(Web page and app entries)
***

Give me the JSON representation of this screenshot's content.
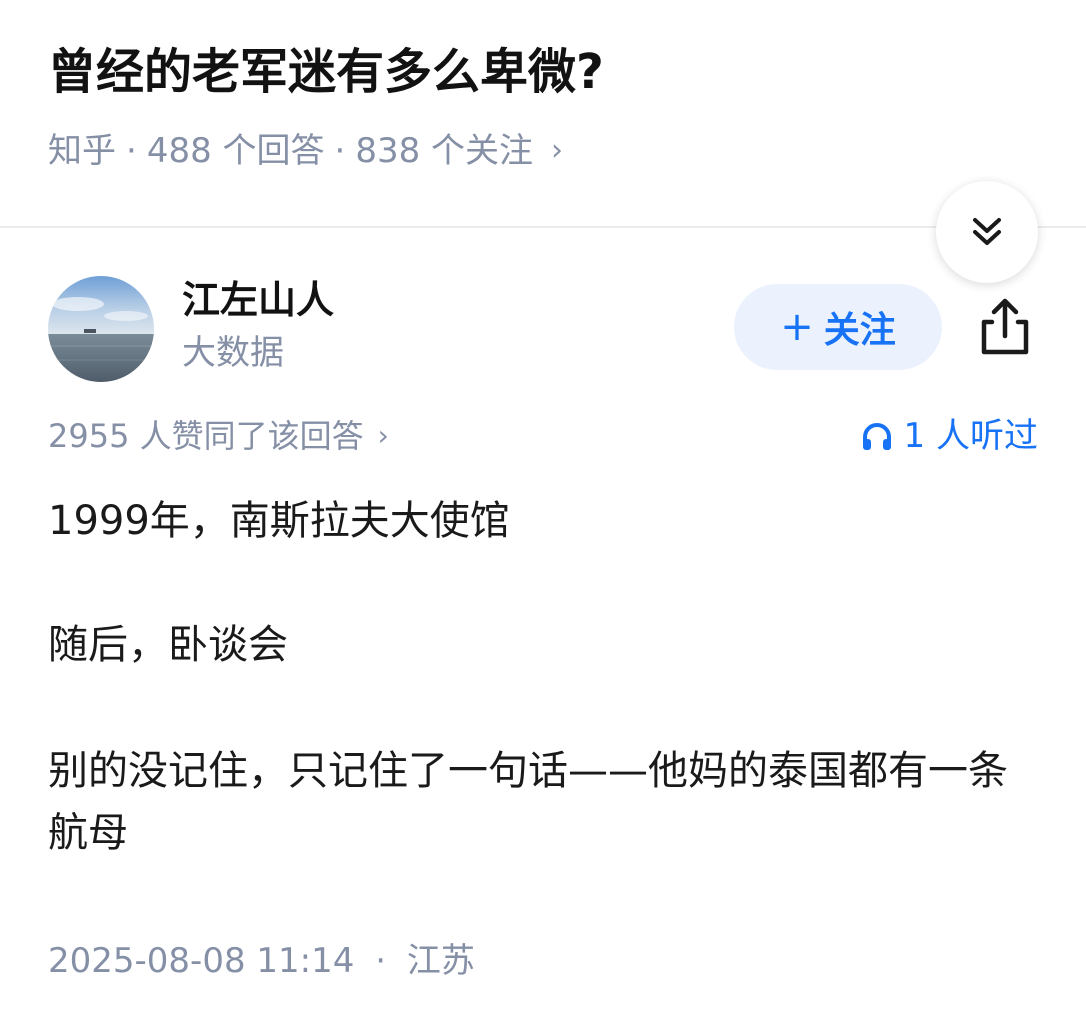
{
  "question": {
    "title": "曾经的老军迷有多么卑微?",
    "source": "知乎",
    "answers": "488 个回答",
    "followers": "838 个关注",
    "separator": "·",
    "chevron": "›"
  },
  "author": {
    "name": "江左山人",
    "tag": "大数据",
    "follow_label": "关注",
    "follow_plus": "+"
  },
  "answer": {
    "upvotes": "2955 人赞同了该回答",
    "upvote_chevron": "›",
    "listened": "1 人听过",
    "paragraphs": [
      "1999年，南斯拉夫大使馆",
      "随后，卧谈会",
      "别的没记住，只记住了一句话——他妈的泰国都有一条航母"
    ],
    "date": "2025-08-08 11:14",
    "location": "江苏",
    "separator": "·"
  },
  "icons": {
    "collapse": "double-chevron-down-icon",
    "share": "share-icon",
    "headphones": "headphones-icon"
  },
  "colors": {
    "accent": "#1772f6",
    "follow_bg": "#ebf2fd",
    "muted": "#8590a6",
    "text": "#1a1a1a"
  }
}
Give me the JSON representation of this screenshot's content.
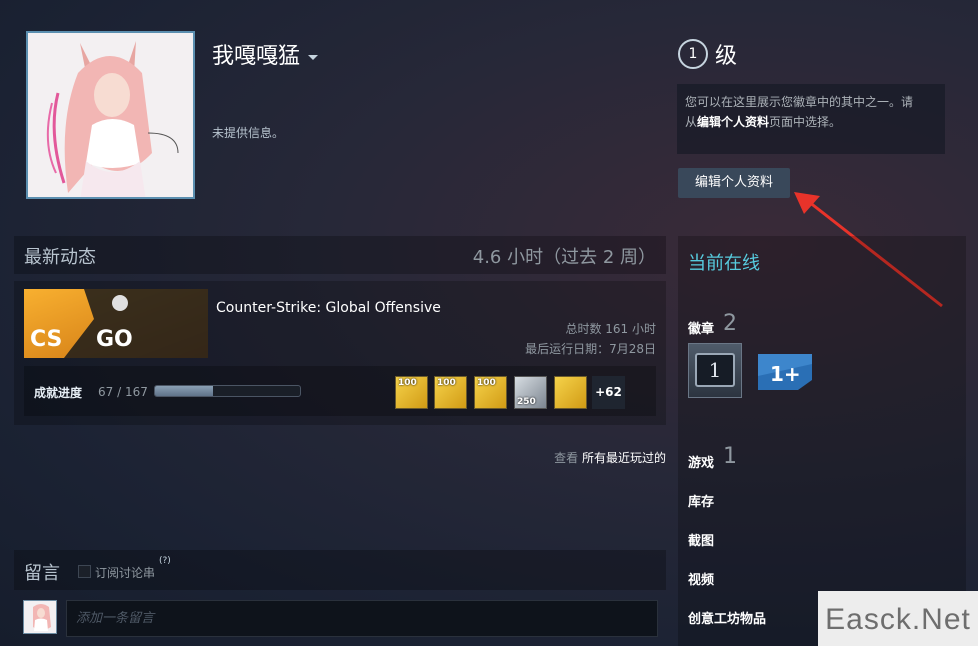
{
  "profile": {
    "username": "我嘎嘎猛",
    "no_info": "未提供信息。"
  },
  "level": {
    "value": "1",
    "label": "级"
  },
  "badge_hint": {
    "line1": "您可以在这里展示您徽章中的其中之一。请",
    "line2_pre": "从",
    "line2_bold": "编辑个人资料",
    "line2_post": "页面中选择。"
  },
  "edit_profile_label": "编辑个人资料",
  "recent": {
    "title": "最新动态",
    "hours": "4.6 小时（过去 2 周）",
    "game": {
      "name": "Counter-Strike: Global Offensive",
      "logo_text_left": "CS",
      "logo_text_right": "GO",
      "total_hours": "总时数 161 小时",
      "last_played": "最后运行日期：7月28日"
    },
    "achievements": {
      "label": "成就进度",
      "count": "67 / 167",
      "progress": 0.4,
      "icons": [
        {
          "name": "100-smg-kills",
          "num": "100"
        },
        {
          "name": "100-ammo-kills",
          "num": "100"
        },
        {
          "name": "100-pistol-kills",
          "num": "100"
        },
        {
          "name": "250-deagle-kills",
          "num": "250"
        },
        {
          "name": "explosion-kills",
          "num": ""
        }
      ],
      "more": "+62"
    },
    "view_all_pre": "查看 ",
    "view_all_link": "所有最近玩过的"
  },
  "comments": {
    "title": "留言",
    "subscribe": "订阅讨论串",
    "help": "(?)",
    "placeholder": "添加一条留言"
  },
  "sidebar": {
    "status": "当前在线",
    "badges_label": "徽章",
    "badges_count": "2",
    "badge1_value": "1",
    "badge2_value": "1+",
    "games_label": "游戏",
    "games_count": "1",
    "inventory": "库存",
    "screenshots": "截图",
    "videos": "视频",
    "workshop": "创意工坊物品"
  },
  "watermark": "Easck.Net",
  "colors": {
    "status": "#57cbde",
    "arrow": "#e8332a",
    "badge_blue": "#2a6fb5"
  }
}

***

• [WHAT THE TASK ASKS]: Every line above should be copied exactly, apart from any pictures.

• [REPLY]:
Give me the JSON representation of this screenshot's content.
{
  "question": {
    "title": "曾经的老军迷有多么卑微?",
    "source": "知乎",
    "answers": "488 个回答",
    "followers": "838 个关注",
    "separator": "·",
    "chevron": "›"
  },
  "author": {
    "name": "江左山人",
    "tag": "大数据",
    "follow_label": "关注",
    "follow_plus": "+"
  },
  "answer": {
    "upvotes": "2955 人赞同了该回答",
    "upvote_chevron": "›",
    "listened": "1 人听过",
    "paragraphs": [
      "1999年，南斯拉夫大使馆",
      "随后，卧谈会",
      "别的没记住，只记住了一句话——他妈的泰国都有一条航母"
    ],
    "date": "2025-08-08 11:14",
    "location": "江苏",
    "separator": "·"
  },
  "icons": {
    "collapse": "double-chevron-down-icon",
    "share": "share-icon",
    "headphones": "headphones-icon"
  },
  "colors": {
    "accent": "#1772f6",
    "follow_bg": "#ebf2fd",
    "muted": "#8590a6",
    "text": "#1a1a1a"
  }
}
Give me the JSON representation of this screenshot's content.
{
  "profile": {
    "username": "我嘎嘎猛",
    "no_info": "未提供信息。"
  },
  "level": {
    "value": "1",
    "label": "级"
  },
  "badge_hint": {
    "line1": "您可以在这里展示您徽章中的其中之一。请",
    "line2_pre": "从",
    "line2_bold": "编辑个人资料",
    "line2_post": "页面中选择。"
  },
  "edit_profile_label": "编辑个人资料",
  "recent": {
    "title": "最新动态",
    "hours": "4.6 小时（过去 2 周）",
    "game": {
      "name": "Counter-Strike: Global Offensive",
      "logo_text_left": "CS",
      "logo_text_right": "GO",
      "total_hours": "总时数 161 小时",
      "last_played": "最后运行日期：7月28日"
    },
    "achievements": {
      "label": "成就进度",
      "count": "67 / 167",
      "progress": 0.4,
      "icons": [
        {
          "name": "100-smg-kills",
          "num": "100"
        },
        {
          "name": "100-ammo-kills",
          "num": "100"
        },
        {
          "name": "100-pistol-kills",
          "num": "100"
        },
        {
          "name": "250-deagle-kills",
          "num": "250"
        },
        {
          "name": "explosion-kills",
          "num": ""
        }
      ],
      "more": "+62"
    },
    "view_all_pre": "查看 ",
    "view_all_link": "所有最近玩过的"
  },
  "comments": {
    "title": "留言",
    "subscribe": "订阅讨论串",
    "help": "(?)",
    "placeholder": "添加一条留言"
  },
  "sidebar": {
    "status": "当前在线",
    "badges_label": "徽章",
    "badges_count": "2",
    "badge1_value": "1",
    "badge2_value": "1+",
    "games_label": "游戏",
    "games_count": "1",
    "inventory": "库存",
    "screenshots": "截图",
    "videos": "视频",
    "workshop": "创意工坊物品"
  },
  "watermark": "Easck.Net",
  "colors": {
    "status": "#57cbde",
    "arrow": "#e8332a",
    "badge_blue": "#2a6fb5"
  }
}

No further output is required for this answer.